**Required action**
Each entry below must be repeated exactly. Leave the pictures out of it.
------------------------
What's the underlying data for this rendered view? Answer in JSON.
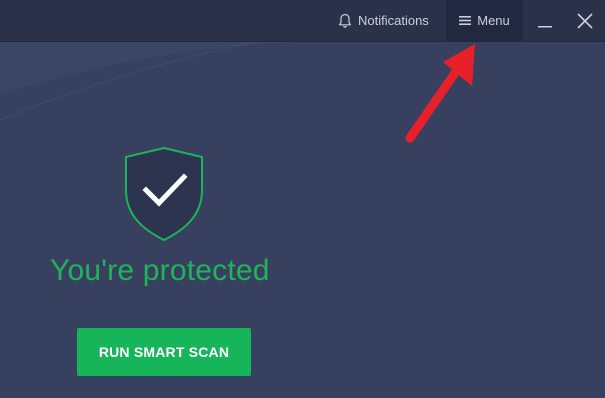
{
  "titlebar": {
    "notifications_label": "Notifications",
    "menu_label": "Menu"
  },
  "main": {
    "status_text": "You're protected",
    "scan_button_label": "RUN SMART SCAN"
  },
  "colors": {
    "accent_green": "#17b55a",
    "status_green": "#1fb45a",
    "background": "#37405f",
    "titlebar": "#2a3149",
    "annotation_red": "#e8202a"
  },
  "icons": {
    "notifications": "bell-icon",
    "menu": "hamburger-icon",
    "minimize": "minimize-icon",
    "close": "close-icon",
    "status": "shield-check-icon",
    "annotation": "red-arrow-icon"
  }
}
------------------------
**Final answer**
What's the underlying data for this rendered view? Answer in JSON.
{
  "titlebar": {
    "notifications_label": "Notifications",
    "menu_label": "Menu"
  },
  "main": {
    "status_text": "You're protected",
    "scan_button_label": "RUN SMART SCAN"
  },
  "colors": {
    "accent_green": "#17b55a",
    "status_green": "#1fb45a",
    "background": "#37405f",
    "titlebar": "#2a3149",
    "annotation_red": "#e8202a"
  },
  "icons": {
    "notifications": "bell-icon",
    "menu": "hamburger-icon",
    "minimize": "minimize-icon",
    "close": "close-icon",
    "status": "shield-check-icon",
    "annotation": "red-arrow-icon"
  }
}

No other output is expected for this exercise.